*** Source data Section Begins ***

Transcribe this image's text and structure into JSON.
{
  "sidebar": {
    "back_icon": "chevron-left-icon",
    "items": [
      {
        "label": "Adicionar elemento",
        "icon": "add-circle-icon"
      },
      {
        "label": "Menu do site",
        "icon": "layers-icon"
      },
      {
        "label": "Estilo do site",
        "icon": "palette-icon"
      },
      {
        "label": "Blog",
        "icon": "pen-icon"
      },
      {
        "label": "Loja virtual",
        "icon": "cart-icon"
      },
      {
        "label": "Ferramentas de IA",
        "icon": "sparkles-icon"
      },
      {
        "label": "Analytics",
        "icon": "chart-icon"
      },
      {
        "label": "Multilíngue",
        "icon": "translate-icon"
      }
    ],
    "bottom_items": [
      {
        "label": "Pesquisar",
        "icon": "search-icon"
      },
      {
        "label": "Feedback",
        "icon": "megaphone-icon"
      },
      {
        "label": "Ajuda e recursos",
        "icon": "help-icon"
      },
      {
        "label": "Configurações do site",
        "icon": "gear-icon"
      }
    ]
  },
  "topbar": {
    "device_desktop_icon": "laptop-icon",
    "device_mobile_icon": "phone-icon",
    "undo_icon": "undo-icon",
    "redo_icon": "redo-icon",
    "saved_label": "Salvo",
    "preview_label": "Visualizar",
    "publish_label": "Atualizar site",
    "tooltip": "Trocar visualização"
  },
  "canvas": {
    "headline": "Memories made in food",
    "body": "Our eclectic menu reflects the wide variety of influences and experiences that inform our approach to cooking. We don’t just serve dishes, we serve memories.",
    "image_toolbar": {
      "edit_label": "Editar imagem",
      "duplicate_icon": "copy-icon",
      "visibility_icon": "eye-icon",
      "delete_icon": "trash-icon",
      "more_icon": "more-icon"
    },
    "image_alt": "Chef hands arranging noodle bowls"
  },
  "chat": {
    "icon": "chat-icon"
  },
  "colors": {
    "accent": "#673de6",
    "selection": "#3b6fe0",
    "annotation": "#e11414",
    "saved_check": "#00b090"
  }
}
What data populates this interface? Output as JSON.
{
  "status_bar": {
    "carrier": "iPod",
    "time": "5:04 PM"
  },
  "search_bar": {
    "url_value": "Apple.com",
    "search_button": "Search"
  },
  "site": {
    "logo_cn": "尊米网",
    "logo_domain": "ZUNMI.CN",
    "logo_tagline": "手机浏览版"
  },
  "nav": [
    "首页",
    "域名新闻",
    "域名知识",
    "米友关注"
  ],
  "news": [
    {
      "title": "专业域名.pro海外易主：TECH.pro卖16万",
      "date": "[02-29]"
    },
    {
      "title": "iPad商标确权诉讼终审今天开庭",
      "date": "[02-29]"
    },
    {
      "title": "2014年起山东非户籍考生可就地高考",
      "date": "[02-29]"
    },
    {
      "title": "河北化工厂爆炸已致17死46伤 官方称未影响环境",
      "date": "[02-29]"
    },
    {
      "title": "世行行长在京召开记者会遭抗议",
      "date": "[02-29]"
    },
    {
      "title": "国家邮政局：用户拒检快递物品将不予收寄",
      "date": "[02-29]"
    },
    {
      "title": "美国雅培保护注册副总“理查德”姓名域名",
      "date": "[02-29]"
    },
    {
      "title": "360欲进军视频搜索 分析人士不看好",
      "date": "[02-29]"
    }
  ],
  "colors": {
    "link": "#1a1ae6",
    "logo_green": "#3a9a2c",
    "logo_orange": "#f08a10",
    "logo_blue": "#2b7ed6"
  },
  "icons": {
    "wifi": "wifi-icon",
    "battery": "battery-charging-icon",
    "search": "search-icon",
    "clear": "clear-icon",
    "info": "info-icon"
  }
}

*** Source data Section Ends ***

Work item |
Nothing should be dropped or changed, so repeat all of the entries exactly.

Task response |
Transcribe this image's text and structure into JSON.
{
  "sidebar": {
    "back_icon": "chevron-left-icon",
    "items": [
      {
        "label": "Adicionar elemento",
        "icon": "add-circle-icon"
      },
      {
        "label": "Menu do site",
        "icon": "layers-icon"
      },
      {
        "label": "Estilo do site",
        "icon": "palette-icon"
      },
      {
        "label": "Blog",
        "icon": "pen-icon"
      },
      {
        "label": "Loja virtual",
        "icon": "cart-icon"
      },
      {
        "label": "Ferramentas de IA",
        "icon": "sparkles-icon"
      },
      {
        "label": "Analytics",
        "icon": "chart-icon"
      },
      {
        "label": "Multilíngue",
        "icon": "translate-icon"
      }
    ],
    "bottom_items": [
      {
        "label": "Pesquisar",
        "icon": "search-icon"
      },
      {
        "label": "Feedback",
        "icon": "megaphone-icon"
      },
      {
        "label": "Ajuda e recursos",
        "icon": "help-icon"
      },
      {
        "label": "Configurações do site",
        "icon": "gear-icon"
      }
    ]
  },
  "topbar": {
    "device_desktop_icon": "laptop-icon",
    "device_mobile_icon": "phone-icon",
    "undo_icon": "undo-icon",
    "redo_icon": "redo-icon",
    "saved_label": "Salvo",
    "preview_label": "Visualizar",
    "publish_label": "Atualizar site",
    "tooltip": "Trocar visualização"
  },
  "canvas": {
    "headline": "Memories made in food",
    "body": "Our eclectic menu reflects the wide variety of influences and experiences that inform our approach to cooking. We don’t just serve dishes, we serve memories.",
    "image_toolbar": {
      "edit_label": "Editar imagem",
      "duplicate_icon": "copy-icon",
      "visibility_icon": "eye-icon",
      "delete_icon": "trash-icon",
      "more_icon": "more-icon"
    },
    "image_alt": "Chef hands arranging noodle bowls"
  },
  "chat": {
    "icon": "chat-icon"
  },
  "colors": {
    "accent": "#673de6",
    "selection": "#3b6fe0",
    "annotation": "#e11414",
    "saved_check": "#00b090"
  }
}
What data populates this interface? Output as JSON.
{
  "status_bar": {
    "carrier": "iPod",
    "time": "5:04 PM"
  },
  "search_bar": {
    "url_value": "Apple.com",
    "search_button": "Search"
  },
  "site": {
    "logo_cn": "尊米网",
    "logo_domain": "ZUNMI.CN",
    "logo_tagline": "手机浏览版"
  },
  "nav": [
    "首页",
    "域名新闻",
    "域名知识",
    "米友关注"
  ],
  "news": [
    {
      "title": "专业域名.pro海外易主：TECH.pro卖16万",
      "date": "[02-29]"
    },
    {
      "title": "iPad商标确权诉讼终审今天开庭",
      "date": "[02-29]"
    },
    {
      "title": "2014年起山东非户籍考生可就地高考",
      "date": "[02-29]"
    },
    {
      "title": "河北化工厂爆炸已致17死46伤 官方称未影响环境",
      "date": "[02-29]"
    },
    {
      "title": "世行行长在京召开记者会遭抗议",
      "date": "[02-29]"
    },
    {
      "title": "国家邮政局：用户拒检快递物品将不予收寄",
      "date": "[02-29]"
    },
    {
      "title": "美国雅培保护注册副总“理查德”姓名域名",
      "date": "[02-29]"
    },
    {
      "title": "360欲进军视频搜索 分析人士不看好",
      "date": "[02-29]"
    }
  ],
  "colors": {
    "link": "#1a1ae6",
    "logo_green": "#3a9a2c",
    "logo_orange": "#f08a10",
    "logo_blue": "#2b7ed6"
  },
  "icons": {
    "wifi": "wifi-icon",
    "battery": "battery-charging-icon",
    "search": "search-icon",
    "clear": "clear-icon",
    "info": "info-icon"
  }
}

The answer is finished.